The Blu-ray: Vital Disc Stats
Here we have a three-disc set, all discs are 50GB Blu-rays. The episodes vary in length from 49 minutes to 97 minutes for the season finale. Disc one contains three episodes, disc two has four, and the third disc has two. The discs are packaged into a standard keepcase with three disc hubs, one for each disc. The release comes with a slipcover.
As is common with 'Downton Abbey', the presentation is mostly great, but with some noticeable room for improvement. We're five seasons into 'Downton Abbey's Blu-ray releases, so I'm suspecting that this is just what it'll look like no matter what. That makes the presentation sound like it's all bad. It really isn't. For the most part, season five is packed with stunning detail, lush visuals, and a cinematic look.

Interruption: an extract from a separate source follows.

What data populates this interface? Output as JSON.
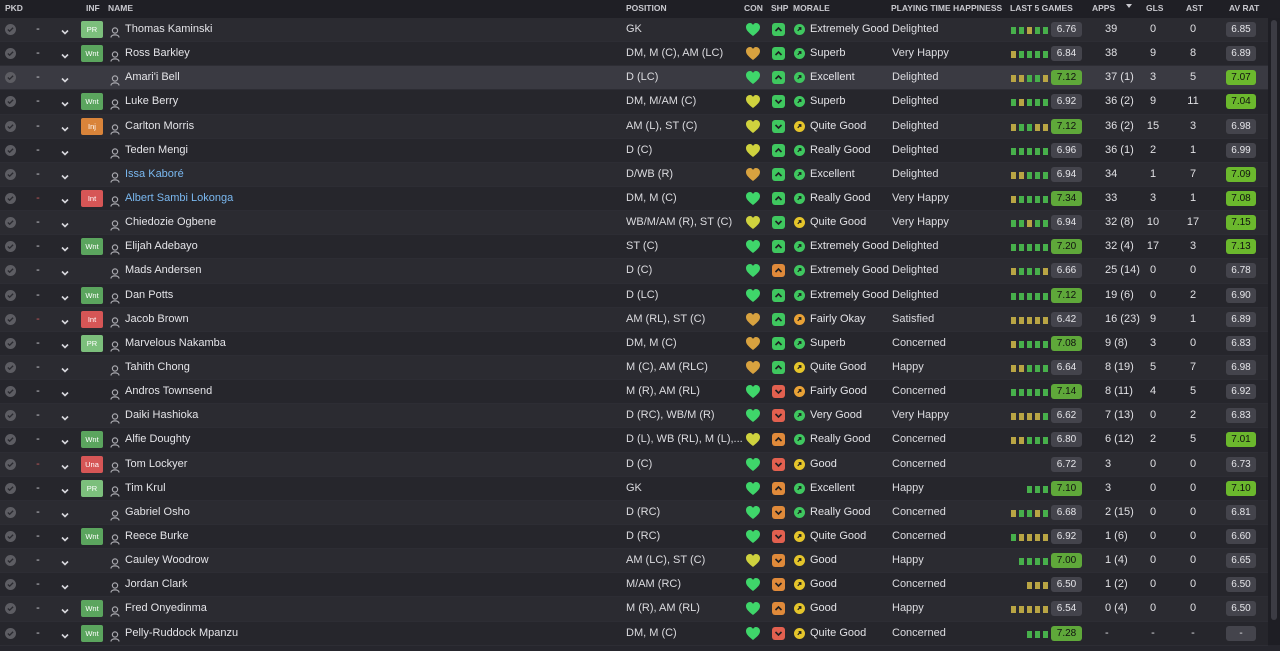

Let's get the bad out of the way up front. The most noticeable distraction in the presentation is that many darker areas appear to have visible noise in them. This has been a problem that has plagued these discs as long as they've been coming out. This creates blacks that aren't completely black. Instead the noise is just noticeable enough that many shadows and black areas sometimes appear as really dark gray. This has just been something I've come to expect from these releases, even though every time a new one comes out I find myself hoping they've corrected the problem.
With that out of the way, most everything else looks tip-top. Fine detail is exquisite throughout. From the varied lace and velvet worn by the family, pressed whites of the servants, all fabric texture appears tangible. Outdoor scenes are marvelous too. There are scenes out in the village, or on the moors, with fog hanging in the air, which are breathtakingly beautiful. The detail in the grass, plants, trees, and flowers is perfectly lifelike. Colors pop too. Reds, purples, greens are all vividly shown. Even earthier tones are strong and resolute. Besides the black areas not being what they could be, the rest of the presentation is spot-on.
While season five's DTS-HD Master Audio 2.0 track may not be as one-dimensional as season four, it still has its issues. The biggest problem with the 2.0 track is that it doesn't have enough room for all of the important sound. This show is full of sound. The house is constantly busy, and all that sound is packed into two channels.
Once again, sound effects like clanging plates, people walking up and down stairs, and even the booming recognizable soundtrack, overshadow dialogue in many parts. There's just too much going on and not enough room for it all to come out true to life.
When there are little to no sound effects, or ambient sound going on around the characters, dialogue is solid. Once stuff starts moving around, plates start clanging, and footsteps start clomping then all bets are off. There are many times where voices are drowned out by sounds that would be much better served in a surround sound environment. If it's impossible to make 'Downton Abbey' a surround sound capable release, then prioritization of the show's varied sound needs to be looked at much more carefully.
'Downton Abbey's high-budget soap opera tactics have once or twice stimulated me as a viewer. Much of the time is spent watching rich people have various dinners and parties with each other. Many of the characters are so predictable in their actions that it's almost laughable. However, I can't stop myself from watching. There's something comforting about the show. I can't pin it down, but there you have it. The video is fine, except for a few rough patches. Again, the audio leaves much to be desired. Overall, I think season five is for fans only.